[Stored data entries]
^^^^^^^^
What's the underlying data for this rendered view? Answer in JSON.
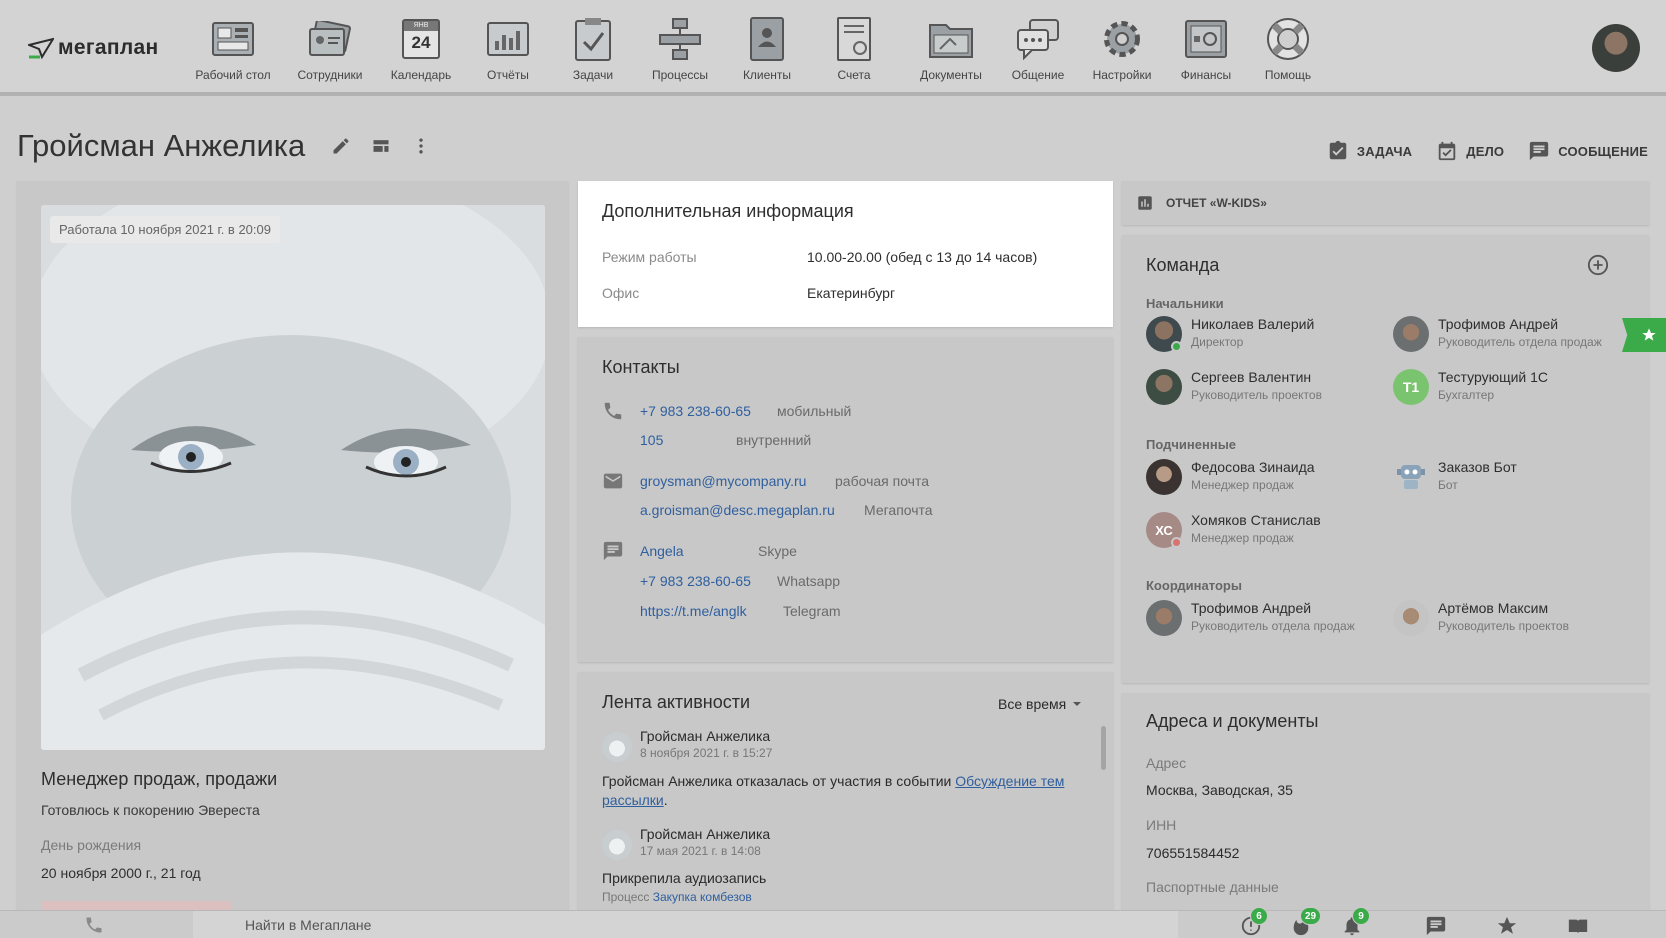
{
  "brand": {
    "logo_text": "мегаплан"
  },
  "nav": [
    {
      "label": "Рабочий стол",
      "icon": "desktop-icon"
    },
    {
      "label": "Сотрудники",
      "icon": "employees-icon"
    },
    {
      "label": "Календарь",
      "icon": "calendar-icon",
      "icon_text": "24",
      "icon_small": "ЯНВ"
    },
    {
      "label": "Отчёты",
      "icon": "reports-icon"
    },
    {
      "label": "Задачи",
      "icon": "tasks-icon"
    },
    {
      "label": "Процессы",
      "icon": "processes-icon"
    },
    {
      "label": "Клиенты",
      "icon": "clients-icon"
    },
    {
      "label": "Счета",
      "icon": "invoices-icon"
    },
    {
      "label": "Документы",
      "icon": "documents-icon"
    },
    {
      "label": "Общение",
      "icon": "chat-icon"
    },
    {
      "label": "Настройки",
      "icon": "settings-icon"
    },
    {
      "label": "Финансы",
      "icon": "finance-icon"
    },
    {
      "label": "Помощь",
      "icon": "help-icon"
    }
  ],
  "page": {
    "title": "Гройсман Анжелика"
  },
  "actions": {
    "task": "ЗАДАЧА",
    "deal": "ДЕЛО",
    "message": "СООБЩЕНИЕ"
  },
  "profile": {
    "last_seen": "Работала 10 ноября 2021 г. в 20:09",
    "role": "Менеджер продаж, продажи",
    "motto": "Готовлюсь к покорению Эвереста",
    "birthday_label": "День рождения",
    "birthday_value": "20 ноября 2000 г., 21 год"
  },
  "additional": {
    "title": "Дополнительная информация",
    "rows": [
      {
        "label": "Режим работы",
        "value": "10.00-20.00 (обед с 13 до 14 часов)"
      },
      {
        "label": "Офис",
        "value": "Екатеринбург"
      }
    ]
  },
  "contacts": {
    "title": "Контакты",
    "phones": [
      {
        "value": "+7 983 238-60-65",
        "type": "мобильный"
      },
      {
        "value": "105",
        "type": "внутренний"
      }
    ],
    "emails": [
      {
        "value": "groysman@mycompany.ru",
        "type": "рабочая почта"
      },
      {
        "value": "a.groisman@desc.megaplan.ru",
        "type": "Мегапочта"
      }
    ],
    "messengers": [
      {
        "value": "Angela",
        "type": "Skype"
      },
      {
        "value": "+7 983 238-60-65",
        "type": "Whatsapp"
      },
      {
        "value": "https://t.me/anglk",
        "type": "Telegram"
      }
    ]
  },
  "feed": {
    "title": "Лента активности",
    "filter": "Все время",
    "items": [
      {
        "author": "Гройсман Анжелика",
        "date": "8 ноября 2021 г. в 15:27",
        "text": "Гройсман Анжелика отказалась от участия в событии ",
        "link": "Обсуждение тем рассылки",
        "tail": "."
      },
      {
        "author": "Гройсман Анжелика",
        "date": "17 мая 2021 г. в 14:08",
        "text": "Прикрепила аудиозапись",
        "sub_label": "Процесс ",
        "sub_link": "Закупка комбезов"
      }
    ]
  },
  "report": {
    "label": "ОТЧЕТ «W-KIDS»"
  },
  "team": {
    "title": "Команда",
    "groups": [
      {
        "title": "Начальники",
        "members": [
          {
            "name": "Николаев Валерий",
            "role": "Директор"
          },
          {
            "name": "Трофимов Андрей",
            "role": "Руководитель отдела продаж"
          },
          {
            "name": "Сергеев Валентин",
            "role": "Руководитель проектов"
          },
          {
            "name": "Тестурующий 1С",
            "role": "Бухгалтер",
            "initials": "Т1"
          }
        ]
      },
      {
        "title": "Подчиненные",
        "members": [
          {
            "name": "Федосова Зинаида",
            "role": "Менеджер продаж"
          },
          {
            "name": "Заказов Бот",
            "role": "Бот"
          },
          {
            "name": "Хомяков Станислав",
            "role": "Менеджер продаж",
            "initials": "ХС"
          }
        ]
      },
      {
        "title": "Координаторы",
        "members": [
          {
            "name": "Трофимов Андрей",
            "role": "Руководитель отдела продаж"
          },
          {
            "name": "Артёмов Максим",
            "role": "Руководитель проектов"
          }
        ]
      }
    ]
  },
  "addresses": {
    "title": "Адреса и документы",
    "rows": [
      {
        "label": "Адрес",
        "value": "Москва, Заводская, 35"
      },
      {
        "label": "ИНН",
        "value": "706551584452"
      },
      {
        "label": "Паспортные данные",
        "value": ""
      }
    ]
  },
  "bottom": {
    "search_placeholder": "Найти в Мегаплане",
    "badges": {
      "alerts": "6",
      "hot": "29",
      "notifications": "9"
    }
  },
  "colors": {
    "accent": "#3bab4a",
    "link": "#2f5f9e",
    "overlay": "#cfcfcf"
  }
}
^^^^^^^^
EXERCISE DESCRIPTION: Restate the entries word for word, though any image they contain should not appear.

TASK OUTPUT:
What's the underlying data for this rendered view? Answer in JSON.
{
  "brand": {
    "logo_text": "мегаплан"
  },
  "nav": [
    {
      "label": "Рабочий стол",
      "icon": "desktop-icon"
    },
    {
      "label": "Сотрудники",
      "icon": "employees-icon"
    },
    {
      "label": "Календарь",
      "icon": "calendar-icon",
      "icon_text": "24",
      "icon_small": "ЯНВ"
    },
    {
      "label": "Отчёты",
      "icon": "reports-icon"
    },
    {
      "label": "Задачи",
      "icon": "tasks-icon"
    },
    {
      "label": "Процессы",
      "icon": "processes-icon"
    },
    {
      "label": "Клиенты",
      "icon": "clients-icon"
    },
    {
      "label": "Счета",
      "icon": "invoices-icon"
    },
    {
      "label": "Документы",
      "icon": "documents-icon"
    },
    {
      "label": "Общение",
      "icon": "chat-icon"
    },
    {
      "label": "Настройки",
      "icon": "settings-icon"
    },
    {
      "label": "Финансы",
      "icon": "finance-icon"
    },
    {
      "label": "Помощь",
      "icon": "help-icon"
    }
  ],
  "page": {
    "title": "Гройсман Анжелика"
  },
  "actions": {
    "task": "ЗАДАЧА",
    "deal": "ДЕЛО",
    "message": "СООБЩЕНИЕ"
  },
  "profile": {
    "last_seen": "Работала 10 ноября 2021 г. в 20:09",
    "role": "Менеджер продаж, продажи",
    "motto": "Готовлюсь к покорению Эвереста",
    "birthday_label": "День рождения",
    "birthday_value": "20 ноября 2000 г., 21 год"
  },
  "additional": {
    "title": "Дополнительная информация",
    "rows": [
      {
        "label": "Режим работы",
        "value": "10.00-20.00 (обед с 13 до 14 часов)"
      },
      {
        "label": "Офис",
        "value": "Екатеринбург"
      }
    ]
  },
  "contacts": {
    "title": "Контакты",
    "phones": [
      {
        "value": "+7 983 238-60-65",
        "type": "мобильный"
      },
      {
        "value": "105",
        "type": "внутренний"
      }
    ],
    "emails": [
      {
        "value": "groysman@mycompany.ru",
        "type": "рабочая почта"
      },
      {
        "value": "a.groisman@desc.megaplan.ru",
        "type": "Мегапочта"
      }
    ],
    "messengers": [
      {
        "value": "Angela",
        "type": "Skype"
      },
      {
        "value": "+7 983 238-60-65",
        "type": "Whatsapp"
      },
      {
        "value": "https://t.me/anglk",
        "type": "Telegram"
      }
    ]
  },
  "feed": {
    "title": "Лента активности",
    "filter": "Все время",
    "items": [
      {
        "author": "Гройсман Анжелика",
        "date": "8 ноября 2021 г. в 15:27",
        "text": "Гройсман Анжелика отказалась от участия в событии ",
        "link": "Обсуждение тем рассылки",
        "tail": "."
      },
      {
        "author": "Гройсман Анжелика",
        "date": "17 мая 2021 г. в 14:08",
        "text": "Прикрепила аудиозапись",
        "sub_label": "Процесс ",
        "sub_link": "Закупка комбезов"
      }
    ]
  },
  "report": {
    "label": "ОТЧЕТ «W-KIDS»"
  },
  "team": {
    "title": "Команда",
    "groups": [
      {
        "title": "Начальники",
        "members": [
          {
            "name": "Николаев Валерий",
            "role": "Директор"
          },
          {
            "name": "Трофимов Андрей",
            "role": "Руководитель отдела продаж"
          },
          {
            "name": "Сергеев Валентин",
            "role": "Руководитель проектов"
          },
          {
            "name": "Тестурующий 1С",
            "role": "Бухгалтер",
            "initials": "Т1"
          }
        ]
      },
      {
        "title": "Подчиненные",
        "members": [
          {
            "name": "Федосова Зинаида",
            "role": "Менеджер продаж"
          },
          {
            "name": "Заказов Бот",
            "role": "Бот"
          },
          {
            "name": "Хомяков Станислав",
            "role": "Менеджер продаж",
            "initials": "ХС"
          }
        ]
      },
      {
        "title": "Координаторы",
        "members": [
          {
            "name": "Трофимов Андрей",
            "role": "Руководитель отдела продаж"
          },
          {
            "name": "Артёмов Максим",
            "role": "Руководитель проектов"
          }
        ]
      }
    ]
  },
  "addresses": {
    "title": "Адреса и документы",
    "rows": [
      {
        "label": "Адрес",
        "value": "Москва, Заводская, 35"
      },
      {
        "label": "ИНН",
        "value": "706551584452"
      },
      {
        "label": "Паспортные данные",
        "value": ""
      }
    ]
  },
  "bottom": {
    "search_placeholder": "Найти в Мегаплане",
    "badges": {
      "alerts": "6",
      "hot": "29",
      "notifications": "9"
    }
  },
  "colors": {
    "accent": "#3bab4a",
    "link": "#2f5f9e",
    "overlay": "#cfcfcf"
  }
}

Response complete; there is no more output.